The more plausible explanation lies in the expectation of a ‘business-friendly’ regime led by Narendra Modi being installed in Delhi after the Lok Sabha polls. What started with foreign brokerages like Goldman Sachs and Nomura predicting a Modi victory has snowballed into a gigantic speculative bubble fed by the opinion polls showing high ratings for the BJP, being churned out by the corporate-controlled media.
As is always the case with the Indian stock market, the current bubble is also being driven by the foreign institutional investors, who have pumped in net investments of over Rs 20,000 crore in March 2014 alone. This has happened at a time when such ‘hot money’ has flown out of other ‘emerging economies’ like China, Russia and Brazil.
It is also interesting to see the stocks of big corporate groups gaining significantly out of the market bubble. For example, if you had invested `1 lakh in the equities of a certain Gujarat-based conglomerate a year ago, it is now worth over Rs 1,40,000.
That hardly makes many Indians richer, given the fact that only around 1% of India’s population actually invest in the stock market and only around 3% of Indian households’ financial savings are held directly or indirectly (through mutual funds) in equities, as against 56% held in bank deposits and another 30% in life insurance, pension and provident funds. But it does ensure a windfall for that Gujarat-based conglomerate.
The Modi hype was initiated during the ‘Vibrant Gujarat’ summit in January 2013, with big business leaders hailing him as a ‘king among kings’. What we are witnessing now in the shape of the Modi-bubble on the eve of the Lok Sabha elections is the end-game of this naked interplay of big corporate interests, financial power and ruling class politics.

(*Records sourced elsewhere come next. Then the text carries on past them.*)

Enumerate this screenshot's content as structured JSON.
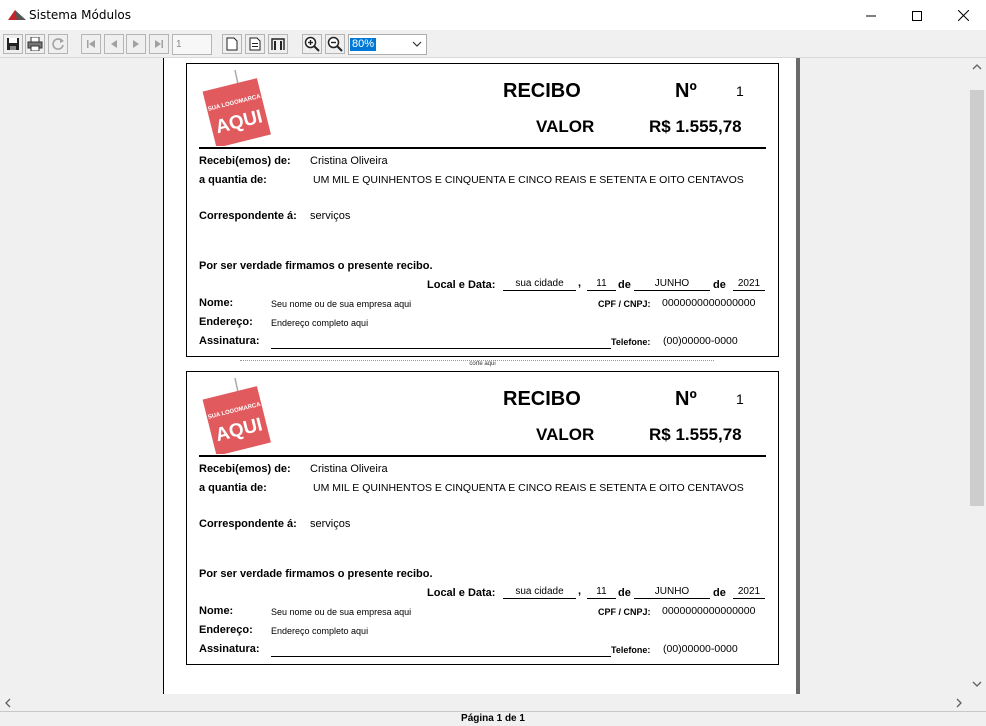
{
  "window": {
    "title": "Sistema Módulos"
  },
  "toolbar": {
    "page_number": "1",
    "zoom": "80%",
    "buttons": [
      "save-icon",
      "print-icon",
      "refresh-icon",
      "first-page-icon",
      "prev-page-icon",
      "next-page-icon",
      "last-page-icon",
      "single-page-icon",
      "page-width-icon",
      "two-pages-icon",
      "zoom-in-icon",
      "zoom-out-icon"
    ]
  },
  "receipt": {
    "logo_line1": "SUA LOGOMARCA",
    "logo_line2": "AQUI",
    "title": "RECIBO",
    "number_label": "Nº",
    "number": "1",
    "value_label": "VALOR",
    "amount": "R$ 1.555,78",
    "received_from_label": "Recebi(emos) de:",
    "received_from": "Cristina Oliveira",
    "quantity_label": "a quantia de:",
    "quantity_words": "UM MIL E QUINHENTOS E CINQUENTA E CINCO REAIS E SETENTA E OITO CENTAVOS",
    "correspondent_label": "Correspondente á:",
    "correspondent": "serviços",
    "truth_statement": "Por ser verdade firmamos o presente recibo.",
    "place_date_label": "Local e Data:",
    "city": "sua cidade",
    "comma": ",",
    "day": "11",
    "de1": "de",
    "month": "JUNHO",
    "de2": "de",
    "year": "2021",
    "name_label": "Nome:",
    "name": "Seu nome ou de sua empresa aqui",
    "cpf_label": "CPF / CNPJ:",
    "cpf": "0000000000000000",
    "address_label": "Endereço:",
    "address": "Endereço completo aqui",
    "signature_label": "Assinatura:",
    "phone_label": "Telefone:",
    "phone": "(00)00000-0000"
  },
  "cut_text": "corte aqui",
  "status": {
    "page_info": "Página 1 de 1"
  },
  "colors": {
    "logo_red": "#e05a5e",
    "zoom_highlight": "#0078d7",
    "page_border": "#6a6a6a"
  }
}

This is ironic indeed because the dwindling fortunes of the Congress are due to, inter alia, the litany of corruption scandals involving the plunder of natural resources — from spectrum and coal to iron ore and natural gas — by the big corporate class.
The Radia tapes had brought the nexus between the netas, babus and big business out in the open. While the Congress netas are about to bite the dust today, the big corporates have found their way out of the jam in the ‘business-friendly’ Modi. For India’s big businesses and their acolytes — the 1% who invest and make money in the stock market — it’s heads I win and tails you lose.
What we need to collectively introspect is whether this regime of neoliberal crony capitalism is at all in keeping with India’s constitutional scheme. The agendas and objectives of the dominant political parties on the one hand and the interests of big capital on the other have become indistinguishable; the Modi-bubble being the latest example. If such bubbles do not burst today, political democracy in India will itself be in peril.
Prasenjit Bose is a left-wing economist and activist
The views expressed by the author are personal